Approach the assessment and design of EEM measures holistically, bearing in mind the occupants' practices and lifestyles.

The new Standard is comprehensive and contains a typical retrofit process, as well as detailed guidance (at 4.3.2) setting out what should be considered, documented or done, depending on the role the surveyor has agreed to undertake.

Appendix A will be particularly key as this contains technical considerations for a typical residential property retrofit projects and lists the specific issues that should be considered.

This is also an area of practice where safety hazards will be particularly relevant, since EEMs can negatively impact air quality and lead to radon exposure for example.  Appendix D sets out common safety hazards typically encountered in dwellings such as mould growth and exposure to VOCs.

Key takeaways

Due to the importance of EEMs and their effect on a property's value and desirability, surveyors carrying out residential work should ensure that they familiarise themselves with the new Standard, even if they do not intend to undertake standalone retrofit projects. This would include surveyors carrying out homebuyer surveys and mortgage valuations.

Surveyors should ensure that they only agree to provide residential retrofit services if they have a good understanding of EEMs and are familiar with relevant guidance and legislation, including PAS. The new Standard states (at Appendix A) that providing residential EEM retrofit services requires significant knowledge, understanding, skill and competence and that the requirements for such services will present a significant challenge to the design and surveying professions and the construction industry, given current and anticipated skill levels: "unless careful attention is paid to the necessary detail at all stages of the project, significant, costly and potentially hazardous defects will be built into thousands of UK homes, with resultant negative effects on occupiers’ well-being".   A challenging financial climate drives more civil claims, so this is not an area where work should be undertaken lightly.
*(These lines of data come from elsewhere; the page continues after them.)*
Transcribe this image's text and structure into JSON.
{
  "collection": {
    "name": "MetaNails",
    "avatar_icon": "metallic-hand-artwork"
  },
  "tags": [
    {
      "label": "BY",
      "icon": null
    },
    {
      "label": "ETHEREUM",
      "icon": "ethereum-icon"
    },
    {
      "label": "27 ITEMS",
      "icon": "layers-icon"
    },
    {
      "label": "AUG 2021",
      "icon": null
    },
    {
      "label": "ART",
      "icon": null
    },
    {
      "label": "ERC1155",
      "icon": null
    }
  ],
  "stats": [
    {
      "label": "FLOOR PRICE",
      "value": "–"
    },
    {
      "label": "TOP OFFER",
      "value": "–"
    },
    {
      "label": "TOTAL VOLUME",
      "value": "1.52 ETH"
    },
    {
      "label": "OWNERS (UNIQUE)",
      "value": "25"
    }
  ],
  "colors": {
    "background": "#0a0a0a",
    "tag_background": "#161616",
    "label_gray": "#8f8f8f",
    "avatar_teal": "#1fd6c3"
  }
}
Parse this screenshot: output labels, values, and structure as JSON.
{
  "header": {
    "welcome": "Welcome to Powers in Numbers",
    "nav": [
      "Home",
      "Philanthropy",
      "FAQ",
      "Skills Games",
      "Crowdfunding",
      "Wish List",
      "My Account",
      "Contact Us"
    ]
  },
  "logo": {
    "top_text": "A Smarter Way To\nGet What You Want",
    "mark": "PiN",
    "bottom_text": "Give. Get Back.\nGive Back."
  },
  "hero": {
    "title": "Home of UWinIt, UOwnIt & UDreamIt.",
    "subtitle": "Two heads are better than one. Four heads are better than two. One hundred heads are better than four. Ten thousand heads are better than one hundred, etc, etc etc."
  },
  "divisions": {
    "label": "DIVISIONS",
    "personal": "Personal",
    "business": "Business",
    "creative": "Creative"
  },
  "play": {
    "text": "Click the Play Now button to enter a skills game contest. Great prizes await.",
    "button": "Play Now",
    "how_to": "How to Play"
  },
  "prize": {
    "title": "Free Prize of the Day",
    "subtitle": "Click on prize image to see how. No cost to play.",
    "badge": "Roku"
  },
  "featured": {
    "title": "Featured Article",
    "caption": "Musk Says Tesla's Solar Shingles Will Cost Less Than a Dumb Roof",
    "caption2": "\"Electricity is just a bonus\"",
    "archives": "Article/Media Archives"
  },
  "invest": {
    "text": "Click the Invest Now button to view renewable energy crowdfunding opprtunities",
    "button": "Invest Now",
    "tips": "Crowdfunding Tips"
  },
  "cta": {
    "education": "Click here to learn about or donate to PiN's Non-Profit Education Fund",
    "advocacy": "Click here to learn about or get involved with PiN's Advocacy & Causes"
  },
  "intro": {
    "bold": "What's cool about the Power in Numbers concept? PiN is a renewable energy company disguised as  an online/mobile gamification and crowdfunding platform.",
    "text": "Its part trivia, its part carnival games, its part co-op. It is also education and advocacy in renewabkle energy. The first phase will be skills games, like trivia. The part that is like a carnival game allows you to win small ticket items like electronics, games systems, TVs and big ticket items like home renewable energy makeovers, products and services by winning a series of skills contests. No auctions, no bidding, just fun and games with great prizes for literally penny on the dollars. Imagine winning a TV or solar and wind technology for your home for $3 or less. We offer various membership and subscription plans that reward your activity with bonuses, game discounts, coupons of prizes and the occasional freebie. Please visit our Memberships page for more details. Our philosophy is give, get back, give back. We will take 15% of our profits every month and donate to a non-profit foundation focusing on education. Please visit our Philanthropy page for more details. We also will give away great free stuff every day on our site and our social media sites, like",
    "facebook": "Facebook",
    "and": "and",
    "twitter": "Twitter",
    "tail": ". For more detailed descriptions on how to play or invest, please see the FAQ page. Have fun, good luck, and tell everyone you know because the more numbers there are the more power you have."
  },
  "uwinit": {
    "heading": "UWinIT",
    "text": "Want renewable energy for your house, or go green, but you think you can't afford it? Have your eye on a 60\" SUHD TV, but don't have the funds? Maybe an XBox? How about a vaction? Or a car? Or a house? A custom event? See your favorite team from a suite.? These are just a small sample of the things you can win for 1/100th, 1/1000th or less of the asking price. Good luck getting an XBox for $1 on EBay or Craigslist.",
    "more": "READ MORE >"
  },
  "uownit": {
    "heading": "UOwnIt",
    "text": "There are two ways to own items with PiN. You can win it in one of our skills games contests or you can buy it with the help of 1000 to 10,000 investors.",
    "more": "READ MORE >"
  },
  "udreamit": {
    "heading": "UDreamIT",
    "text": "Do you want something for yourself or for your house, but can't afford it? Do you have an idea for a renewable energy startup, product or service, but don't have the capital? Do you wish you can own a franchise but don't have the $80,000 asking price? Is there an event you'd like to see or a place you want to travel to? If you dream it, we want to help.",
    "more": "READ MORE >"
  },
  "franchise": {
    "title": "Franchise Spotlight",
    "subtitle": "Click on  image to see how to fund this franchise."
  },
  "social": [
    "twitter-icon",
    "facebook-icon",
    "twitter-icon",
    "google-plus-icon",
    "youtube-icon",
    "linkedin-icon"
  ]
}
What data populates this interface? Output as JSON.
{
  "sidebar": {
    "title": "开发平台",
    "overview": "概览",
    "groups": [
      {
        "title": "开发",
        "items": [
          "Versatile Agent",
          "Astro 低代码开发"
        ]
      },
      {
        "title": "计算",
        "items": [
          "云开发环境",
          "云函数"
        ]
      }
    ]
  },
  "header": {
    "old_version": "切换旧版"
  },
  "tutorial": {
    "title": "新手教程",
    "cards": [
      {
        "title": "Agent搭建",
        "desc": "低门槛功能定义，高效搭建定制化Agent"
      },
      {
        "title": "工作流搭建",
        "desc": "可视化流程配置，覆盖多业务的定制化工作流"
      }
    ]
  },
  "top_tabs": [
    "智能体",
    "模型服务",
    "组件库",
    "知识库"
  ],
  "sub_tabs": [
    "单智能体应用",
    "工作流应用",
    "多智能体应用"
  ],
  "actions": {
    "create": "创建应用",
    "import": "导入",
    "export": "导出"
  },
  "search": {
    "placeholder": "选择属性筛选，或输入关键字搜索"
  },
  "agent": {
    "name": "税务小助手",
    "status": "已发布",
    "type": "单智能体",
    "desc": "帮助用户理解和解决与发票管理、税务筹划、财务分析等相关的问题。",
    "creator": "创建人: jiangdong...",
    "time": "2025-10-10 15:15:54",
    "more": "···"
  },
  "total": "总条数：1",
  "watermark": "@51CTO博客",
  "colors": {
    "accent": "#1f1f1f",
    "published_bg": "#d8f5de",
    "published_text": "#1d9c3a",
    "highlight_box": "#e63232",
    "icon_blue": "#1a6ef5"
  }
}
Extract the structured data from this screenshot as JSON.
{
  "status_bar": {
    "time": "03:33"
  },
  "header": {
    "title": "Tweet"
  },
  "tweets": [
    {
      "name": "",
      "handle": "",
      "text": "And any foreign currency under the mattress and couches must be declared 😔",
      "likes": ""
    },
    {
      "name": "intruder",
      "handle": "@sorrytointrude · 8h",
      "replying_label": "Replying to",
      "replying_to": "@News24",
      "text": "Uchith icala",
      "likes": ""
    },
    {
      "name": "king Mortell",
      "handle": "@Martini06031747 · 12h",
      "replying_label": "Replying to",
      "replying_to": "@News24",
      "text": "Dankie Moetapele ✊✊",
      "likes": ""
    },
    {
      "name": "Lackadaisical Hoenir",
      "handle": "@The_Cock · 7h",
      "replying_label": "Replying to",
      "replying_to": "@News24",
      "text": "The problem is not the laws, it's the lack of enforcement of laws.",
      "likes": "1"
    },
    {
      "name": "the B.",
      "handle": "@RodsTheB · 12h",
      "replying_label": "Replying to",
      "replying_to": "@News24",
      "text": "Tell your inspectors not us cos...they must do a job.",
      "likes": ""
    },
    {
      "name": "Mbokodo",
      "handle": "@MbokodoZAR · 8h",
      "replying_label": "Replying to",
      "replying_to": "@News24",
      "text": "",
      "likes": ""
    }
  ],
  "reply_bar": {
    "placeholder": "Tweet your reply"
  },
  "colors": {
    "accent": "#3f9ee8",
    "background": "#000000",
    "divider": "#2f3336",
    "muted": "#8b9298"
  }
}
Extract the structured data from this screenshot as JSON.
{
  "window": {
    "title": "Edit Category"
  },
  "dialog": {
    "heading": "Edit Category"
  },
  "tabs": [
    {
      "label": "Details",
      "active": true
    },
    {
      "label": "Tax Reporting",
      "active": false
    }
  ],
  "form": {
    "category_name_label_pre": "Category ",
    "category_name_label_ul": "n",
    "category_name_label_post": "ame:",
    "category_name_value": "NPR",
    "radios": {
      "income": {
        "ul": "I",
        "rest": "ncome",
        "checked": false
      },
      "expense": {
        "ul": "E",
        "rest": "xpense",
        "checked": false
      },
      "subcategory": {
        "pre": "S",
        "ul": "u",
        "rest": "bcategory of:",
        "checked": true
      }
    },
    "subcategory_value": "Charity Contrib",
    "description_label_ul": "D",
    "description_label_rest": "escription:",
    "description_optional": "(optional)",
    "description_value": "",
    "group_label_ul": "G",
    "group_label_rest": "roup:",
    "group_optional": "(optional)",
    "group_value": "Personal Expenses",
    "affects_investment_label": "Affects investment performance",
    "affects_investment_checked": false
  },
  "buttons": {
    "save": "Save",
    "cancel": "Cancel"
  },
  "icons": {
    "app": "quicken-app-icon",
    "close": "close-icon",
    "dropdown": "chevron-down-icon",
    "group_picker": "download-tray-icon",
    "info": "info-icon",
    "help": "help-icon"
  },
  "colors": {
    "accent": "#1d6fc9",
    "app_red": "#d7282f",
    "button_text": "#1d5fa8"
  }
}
Of course, providing advice on EEMs is something RICS expects when carrying out a homebuyer survey (see RICS commentary about the new Standard), so all surveyors advising on residential properties will need to have some familiarity with common EEMs.  There is certainly demand for such advice (RICS found that 78% of respondents would find it helpful if their surveyor could offer retrofitting advice when purchasing a property), but it will be difficult to provide detailed advice within the constraints of a standard survey and valuation.  It would be sensible to ensure that your terms of engagement are clear that you will not be providing detailed advice on EEMs unless specifically instructed to do so.

It will also continue to be important to be clear (not only in your own mind but also in your written agreement with the client) about which role you will be undertaking.  Particularly in smaller projects, "mission creep" is a real risk, which can result in the assumption of a greater responsibility than first envisaged (and quoted for) and make defending a complaint or claim more difficult. In particular, ensure that the terms of engagement are clear about whether you will be inspecting the property during the works and, if so, at what stages.

The new Standard recognises at 4.6 that advice on EEMs may change over time as global and regional legislation and practice and the property itself evolves.  This introduces an element of risk as practices evolve over time, so surveyors should be mindful of the risk of criticism for recommending an out of-date alteration or, conversely, failing to recommend a newer measure.  Keeping up-to-date with developments in this area will therefore be key to avoiding any claims on this basis, as will ensuring that any recommendations made are backed by evidence of their efficacy. 

Stay connected and subscribe to our latest insights and views 

Subscribe Here